━━━━━ Exercise material

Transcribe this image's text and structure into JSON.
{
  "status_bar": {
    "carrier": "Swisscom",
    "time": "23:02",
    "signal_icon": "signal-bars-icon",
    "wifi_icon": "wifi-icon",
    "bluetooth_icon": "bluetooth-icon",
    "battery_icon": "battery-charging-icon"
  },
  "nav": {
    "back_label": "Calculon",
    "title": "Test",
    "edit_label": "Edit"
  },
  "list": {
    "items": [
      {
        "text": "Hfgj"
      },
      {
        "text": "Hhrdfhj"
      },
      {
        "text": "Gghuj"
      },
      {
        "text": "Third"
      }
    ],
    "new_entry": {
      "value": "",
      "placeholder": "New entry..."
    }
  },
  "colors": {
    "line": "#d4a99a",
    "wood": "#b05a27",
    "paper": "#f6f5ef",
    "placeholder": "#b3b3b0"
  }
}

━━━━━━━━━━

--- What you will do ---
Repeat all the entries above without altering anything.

--- Response area ---
Transcribe this image's text and structure into JSON.
{
  "status_bar": {
    "carrier": "Swisscom",
    "time": "23:02",
    "signal_icon": "signal-bars-icon",
    "wifi_icon": "wifi-icon",
    "bluetooth_icon": "bluetooth-icon",
    "battery_icon": "battery-charging-icon"
  },
  "nav": {
    "back_label": "Calculon",
    "title": "Test",
    "edit_label": "Edit"
  },
  "list": {
    "items": [
      {
        "text": "Hfgj"
      },
      {
        "text": "Hhrdfhj"
      },
      {
        "text": "Gghuj"
      },
      {
        "text": "Third"
      }
    ],
    "new_entry": {
      "value": "",
      "placeholder": "New entry..."
    }
  },
  "colors": {
    "line": "#d4a99a",
    "wood": "#b05a27",
    "paper": "#f6f5ef",
    "placeholder": "#b3b3b0"
  }
}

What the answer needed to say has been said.